*** Opening of Data to use ***

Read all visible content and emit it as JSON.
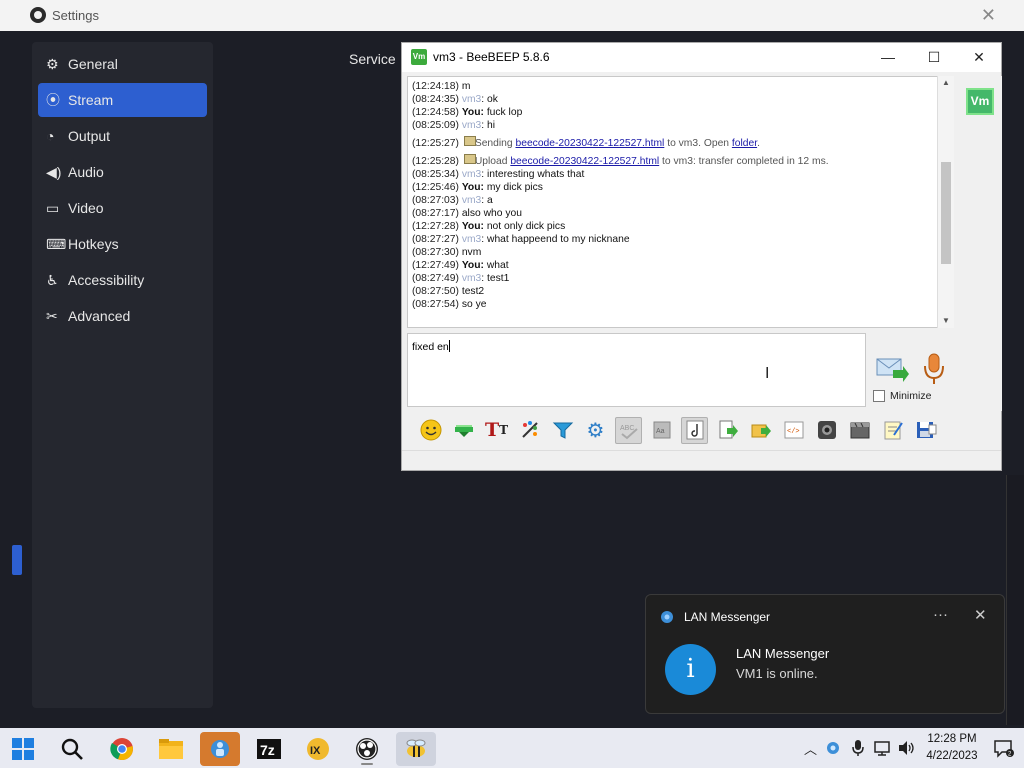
{
  "obs": {
    "title": "Settings",
    "nav": [
      {
        "label": "General",
        "icon": "gear-icon"
      },
      {
        "label": "Stream",
        "icon": "broadcast-icon",
        "active": true
      },
      {
        "label": "Output",
        "icon": "output-icon"
      },
      {
        "label": "Audio",
        "icon": "speaker-icon"
      },
      {
        "label": "Video",
        "icon": "monitor-icon"
      },
      {
        "label": "Hotkeys",
        "icon": "keyboard-icon"
      },
      {
        "label": "Accessibility",
        "icon": "accessibility-icon"
      },
      {
        "label": "Advanced",
        "icon": "tools-icon"
      }
    ],
    "service_label": "Service"
  },
  "beebeep": {
    "title": "vm3 - BeeBEEP 5.8.6",
    "user_badge": "Vm",
    "chat": [
      {
        "time": "(12:24:18)",
        "sender": "",
        "text": "m"
      },
      {
        "time": "(08:24:35)",
        "sender": "vm3",
        "text": ": ok"
      },
      {
        "time": "(12:24:58)",
        "sender": "You:",
        "text": " fuck lop"
      },
      {
        "time": "(08:25:09)",
        "sender": "vm3",
        "text": ": hi"
      },
      {
        "time": "(12:25:27)",
        "type": "file",
        "pre": "Sending ",
        "link": "beecode-20230422-122527.html",
        "mid": " to vm3. Open ",
        "link2": "folder",
        "post": "."
      },
      {
        "time": "(12:25:28)",
        "type": "file",
        "pre": "Upload ",
        "link": "beecode-20230422-122527.html",
        "mid": " to vm3: transfer completed in 12 ms.",
        "link2": "",
        "post": ""
      },
      {
        "time": "(08:25:34)",
        "sender": "vm3",
        "text": ": interesting whats that"
      },
      {
        "time": "(12:25:46)",
        "sender": "You:",
        "text": " my dick pics"
      },
      {
        "time": "(08:27:03)",
        "sender": "vm3",
        "text": ": a"
      },
      {
        "time": "(08:27:17)",
        "sender": "",
        "text": "also who you"
      },
      {
        "time": "(12:27:28)",
        "sender": "You:",
        "text": " not only dick pics"
      },
      {
        "time": "(08:27:27)",
        "sender": "vm3",
        "text": ": what happeend to my nicknane"
      },
      {
        "time": "(08:27:30)",
        "sender": "",
        "text": "nvm"
      },
      {
        "time": "(12:27:49)",
        "sender": "You:",
        "text": " what"
      },
      {
        "time": "(08:27:49)",
        "sender": "vm3",
        "text": ": test1"
      },
      {
        "time": "(08:27:50)",
        "sender": "",
        "text": "test2"
      },
      {
        "time": "(08:27:54)",
        "sender": "",
        "text": "so ye"
      }
    ],
    "input_value": "fixed en",
    "minimize_label": "Minimize",
    "toolbar_icons": [
      "smiley-icon",
      "highlighter-icon",
      "font-icon",
      "color-palette-icon",
      "filter-icon",
      "settings-gear-icon",
      "spellcheck-icon",
      "dictionary-icon",
      "music-note-icon",
      "send-file-icon",
      "send-folder-icon",
      "code-icon",
      "screenshot-icon",
      "film-icon",
      "notes-icon",
      "save-icon"
    ]
  },
  "toast": {
    "app_name": "LAN Messenger",
    "title": "LAN Messenger",
    "body": "VM1 is online."
  },
  "taskbar": {
    "time": "12:28 PM",
    "date": "4/22/2023"
  }
}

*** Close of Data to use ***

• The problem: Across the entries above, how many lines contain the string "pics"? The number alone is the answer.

• Problem solution: 2